kilowatt-hours = watts x hours ÷ 1000

watts = kilowatt-hours x 1000 ÷ hours

**Example**

What’s the power consumption (in watts) of a ceiling fan if it consumes 1 kWh of energy when it runs for 6 hours?

the power consumed by the fan over 6 hours = 1 x 1000 ÷ 6

= 166.7 watts

## Are Kilowatt-Hours Different Than Kilowatts?

Yes, kilowatt-hours and kilowatts are different units. While kilowatt-hours is a unit for measuring electrical energy, kilowatts is for measuring electric power.

## How Many Kilowatts Should a Generator Be to Run a House?
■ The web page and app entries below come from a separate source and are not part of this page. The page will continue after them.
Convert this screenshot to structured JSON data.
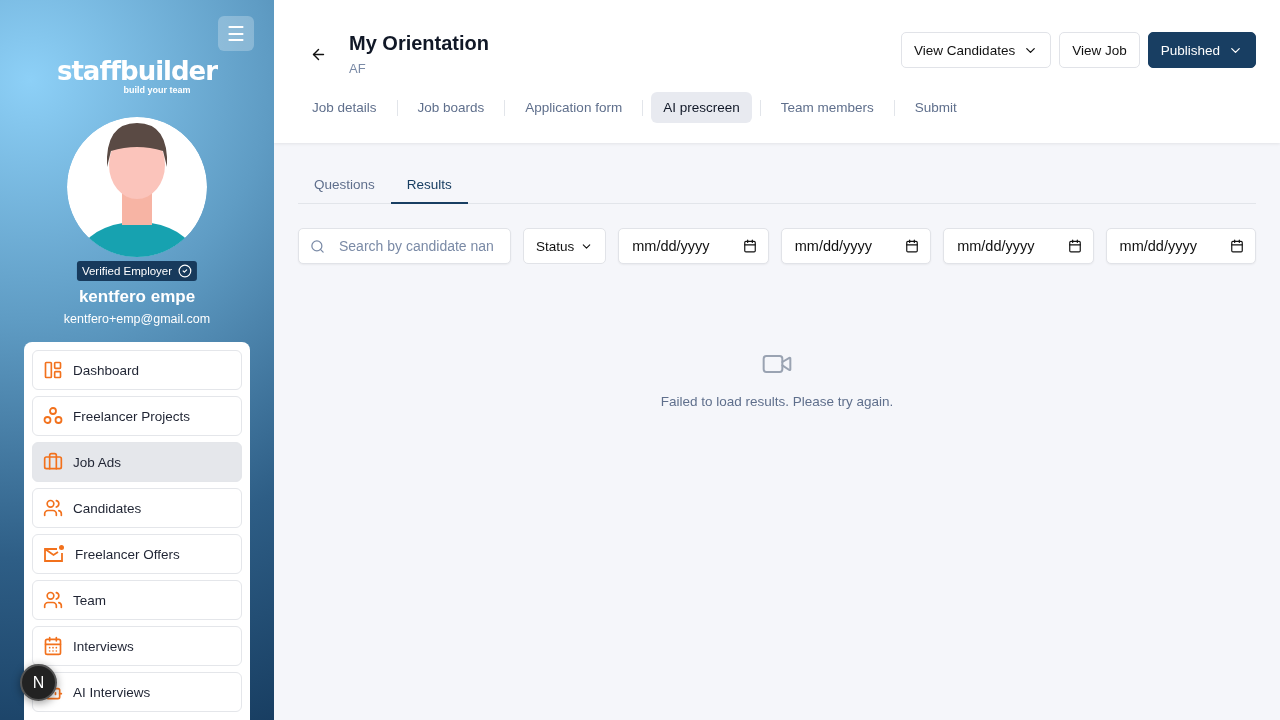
{
  "sidebar": {
    "menu_button": "☰",
    "logo": {
      "name": "staffbuilder",
      "tagline": "build your team"
    },
    "profile": {
      "badge": "Verified Employer",
      "name": "kentfero empe",
      "email": "kentfero+emp@gmail.com"
    },
    "items": [
      {
        "label": "Dashboard",
        "selected": false
      },
      {
        "label": "Freelancer Projects",
        "selected": false
      },
      {
        "label": "Job Ads",
        "selected": true
      },
      {
        "label": "Candidates",
        "selected": false
      },
      {
        "label": "Freelancer Offers",
        "selected": false
      },
      {
        "label": "Team",
        "selected": false
      },
      {
        "label": "Interviews",
        "selected": false
      },
      {
        "label": "AI Interviews",
        "selected": false
      }
    ]
  },
  "dev_badge": "N",
  "header": {
    "title": "My Orientation",
    "subtitle": "AF",
    "actions": [
      {
        "label": "View Candidates",
        "kind": "dropdown"
      },
      {
        "label": "View Job",
        "kind": "plain"
      },
      {
        "label": "Published",
        "kind": "primary"
      }
    ],
    "tabs": [
      {
        "label": "Job details",
        "selected": false
      },
      {
        "label": "Job boards",
        "selected": false
      },
      {
        "label": "Application form",
        "selected": false
      },
      {
        "label": "AI prescreen",
        "selected": true
      },
      {
        "label": "Team members",
        "selected": false
      },
      {
        "label": "Submit",
        "selected": false
      }
    ]
  },
  "subtabs": [
    {
      "label": "Questions",
      "selected": false
    },
    {
      "label": "Results",
      "selected": true
    }
  ],
  "filters": {
    "search": {
      "placeholder": "Search by candidate nan"
    },
    "status": "Status",
    "dates": [
      {
        "placeholder": "mm/dd/yyyy"
      },
      {
        "placeholder": "mm/dd/yyyy"
      },
      {
        "placeholder": "mm/dd/yyyy"
      },
      {
        "placeholder": "mm/dd/yyyy"
      }
    ]
  },
  "empty_state": {
    "message": "Failed to load results. Please try again."
  }
}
The ideal kilowattage of a generator needed to run a house ultimately depends on the total wattage of all the appliances in the building.

For instance, if the total load in your building is 5 kW, you need a generator with a kilowattage greater than 5 kW. Typically, the generator’s kilowattage should by 25% higher than the total load. So, for the 5 kW building, the generator should be at least 6.25 kW.

## What Does One Kilowatt-Hour of Electrical Energy Cost?

The cost of one kilowatt-hour of electrical energy varies across the states. But you can expect to pay anywhere between 10 and 30 cents for one kWh of electrical energy in the United States.

Knowing how much you pay per kilowatt-hour of electricity in your area can be pretty helpful. For one, you get a sense of how much money you can save when you move some of your load to a solar power system.

Apart from that, if you ever have to cut down your electricity bill by a certain amount, you can readily figure out how many kWh to cut out of your energy usage.